But I wasn’t there only to take photos, I was there to experience a small part of the monks’ daily life. And it was something very special to sit there on the floor, next to them, their chanting filling the temple.

It was an enchanting chanting.

The toothbrush and the lady

Every day in Cambodia my fantastic guide Len brought me to visit something or someone out of the ordinary.

On this particular day during our stay in Mondulkiri, a province in the eastern part of the country, Len wanted me to meet some ladies of the Pnong ethnic minority. It was a very hot day.

We didn’t have to drive far from the province capital of Sen Monorom to reach their small village. It seemed totally empty except for some pigs, but a young girl emerged from around a corner and from her we learned that everyone was out working. She showed us the way down a path towards the rice fields and the first one we saw there was one of Len’s friends.

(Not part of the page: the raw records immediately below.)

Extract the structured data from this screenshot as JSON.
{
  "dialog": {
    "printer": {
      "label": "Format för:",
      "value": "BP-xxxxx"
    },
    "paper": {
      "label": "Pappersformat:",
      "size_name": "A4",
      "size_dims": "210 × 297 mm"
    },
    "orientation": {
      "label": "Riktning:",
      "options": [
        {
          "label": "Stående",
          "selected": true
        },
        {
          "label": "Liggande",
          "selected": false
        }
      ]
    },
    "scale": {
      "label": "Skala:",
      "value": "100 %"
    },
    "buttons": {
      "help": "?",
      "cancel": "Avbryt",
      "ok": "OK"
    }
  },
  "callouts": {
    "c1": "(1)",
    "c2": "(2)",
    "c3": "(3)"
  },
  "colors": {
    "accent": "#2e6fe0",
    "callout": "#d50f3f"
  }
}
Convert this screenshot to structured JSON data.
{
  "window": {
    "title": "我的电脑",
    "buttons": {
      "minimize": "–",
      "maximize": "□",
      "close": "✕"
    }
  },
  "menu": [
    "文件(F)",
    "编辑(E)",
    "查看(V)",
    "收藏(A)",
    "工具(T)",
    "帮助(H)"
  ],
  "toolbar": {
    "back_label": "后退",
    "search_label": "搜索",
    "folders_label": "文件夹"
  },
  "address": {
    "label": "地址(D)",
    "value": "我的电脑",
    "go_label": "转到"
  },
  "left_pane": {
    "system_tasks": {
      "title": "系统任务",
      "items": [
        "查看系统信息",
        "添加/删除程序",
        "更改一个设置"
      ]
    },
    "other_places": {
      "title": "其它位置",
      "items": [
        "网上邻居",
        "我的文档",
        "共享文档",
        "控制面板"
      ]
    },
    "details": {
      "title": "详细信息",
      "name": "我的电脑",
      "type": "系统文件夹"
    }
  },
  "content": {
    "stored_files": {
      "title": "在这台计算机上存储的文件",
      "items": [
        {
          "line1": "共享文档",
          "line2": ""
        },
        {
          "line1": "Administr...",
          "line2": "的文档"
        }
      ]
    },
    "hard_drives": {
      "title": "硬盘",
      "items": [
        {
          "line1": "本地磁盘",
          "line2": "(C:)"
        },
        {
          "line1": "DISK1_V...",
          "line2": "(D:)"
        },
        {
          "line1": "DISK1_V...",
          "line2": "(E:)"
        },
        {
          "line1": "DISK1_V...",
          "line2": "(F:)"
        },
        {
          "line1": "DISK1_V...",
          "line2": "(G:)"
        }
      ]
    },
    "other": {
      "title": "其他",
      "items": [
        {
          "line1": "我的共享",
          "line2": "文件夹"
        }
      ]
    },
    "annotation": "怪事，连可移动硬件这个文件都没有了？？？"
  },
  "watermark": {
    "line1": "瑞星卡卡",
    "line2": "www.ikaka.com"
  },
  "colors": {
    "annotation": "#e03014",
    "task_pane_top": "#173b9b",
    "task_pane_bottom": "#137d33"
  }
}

She stopped her hard work of digging up old rice plants from the dry and dusty paddy and greeted us warmly. I handed her a toothbrush and some toothpaste that I had brought, and she looked at me, a little worried: “But I don’t have anything to give to you“.

Soon the lady’s little daughter appeared from nowhere (accompanied by two very small dogs). We had brought some biscuits to be shared among the village children, and while her mother continued working, the girl tried hard to get into the difficult packaging.

She must have succeeded though because all of a sudden she had chocolate smeared around her mouth and now she was thirsty. Whether this was a result of the chocolate biscuits or the heat, or a combination of the two, I don’t know, but the water in the plastic bottle wasn’t enough, or maybe the bottle was empty in the first place.

In any case plastic bottles aren’t the best containers for water when it’s so hot. A gourd is much better, it keeps the water nice and cool – but it’s a little tricky to hold it when you have small hands 🙂

It was now time for the midday break, but before heading back to the village, perhaps a smoke?

But nobody had matches and little did it seem to matter. I don’t think she was a smoker at all.

Although we couldn’t communicate verbally I felt very much at ease in the company of this lady. My visit had interrupted her work, but she made me feel so welcome in her rice paddy.

It’s a friend whose name I don’t know.


The bird that won my heart

There were so many colourful birds in Uganda, sunbirds, orioles, bee eaters, kingfishers, one more beautiful than the other (see my blog post Birds, birds, birds), but for some reason none of these stunning little creatures became my favourite.

I fell for the speckled mousebird.

Just look at its punk hairdo! And its confident countenance! And notice the tail, sooo long it didn’t even fully fit in the photo 🙂 And it looks so chubby with its fluffy chest.

Wikipedia says that it is a dull-mousy brown bird, well, I suppose it is, but it certainly doesn’t sound like a compliment. Who wants to be called dull-mousy brown? Its poor voice is also mentioned in the article. Reading this quite negative description gave me even more reason to make it my favourite.

Have you ever seen a bird with a cooler expression, showing off its acrobatic skills to possible onlookers?

It is a very social bird, they like to be together, often very close together, as you can see.

The runner-up to become my favourite was one with a somewhat long and complicated name, Rüppell’s long-tailed starling. With its shimmering feathers it looks like a living gem. But it doesn’t at all have the charm of the speckled mousebird, in my opinion – beauty isn’t everything!